**Assignment:** Look through the entries below for the string "data", and copy each line where it is found.

Records excerpted from a collection
○ ○ ○

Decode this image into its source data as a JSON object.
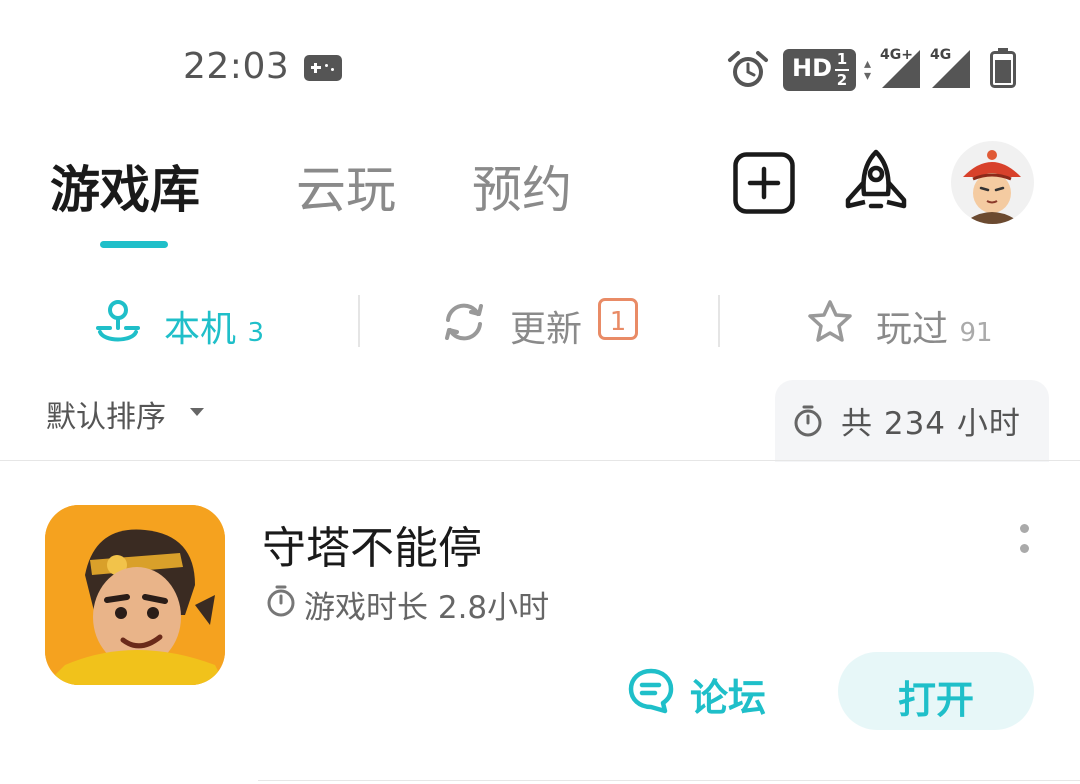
{
  "status_bar": {
    "time": "22:03",
    "hd_label": "HD",
    "hd_fraction_top": "1",
    "hd_fraction_bottom": "2",
    "network_1": "4G+",
    "network_2": "4G",
    "icons": [
      "gamepad-icon",
      "alarm-icon",
      "hd-voice-icon",
      "data-arrows-icon",
      "signal-icon",
      "signal-icon",
      "battery-icon"
    ]
  },
  "header": {
    "tabs": [
      {
        "label": "游戏库",
        "active": true
      },
      {
        "label": "云玩",
        "active": false
      },
      {
        "label": "预约",
        "active": false
      }
    ],
    "actions": [
      "add-icon",
      "rocket-icon",
      "avatar"
    ]
  },
  "sub_tabs": [
    {
      "label": "本机",
      "count": "3",
      "icon": "joystick-icon",
      "active": true
    },
    {
      "label": "更新",
      "badge": "1",
      "icon": "refresh-icon",
      "active": false
    },
    {
      "label": "玩过",
      "count": "91",
      "icon": "star-icon",
      "active": false
    }
  ],
  "sort": {
    "label": "默认排序",
    "total_text": "共 234 小时"
  },
  "games": [
    {
      "title": "守塔不能停",
      "play_time": "游戏时长 2.8小时",
      "forum_label": "论坛",
      "open_label": "打开"
    }
  ],
  "colors": {
    "accent": "#1fbfc9",
    "badge": "#e98b66",
    "muted": "#8a8a8a"
  }
}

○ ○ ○

**Written answer:**
Decode this image into its source data as a JSON object.
      "data-arrows-icon",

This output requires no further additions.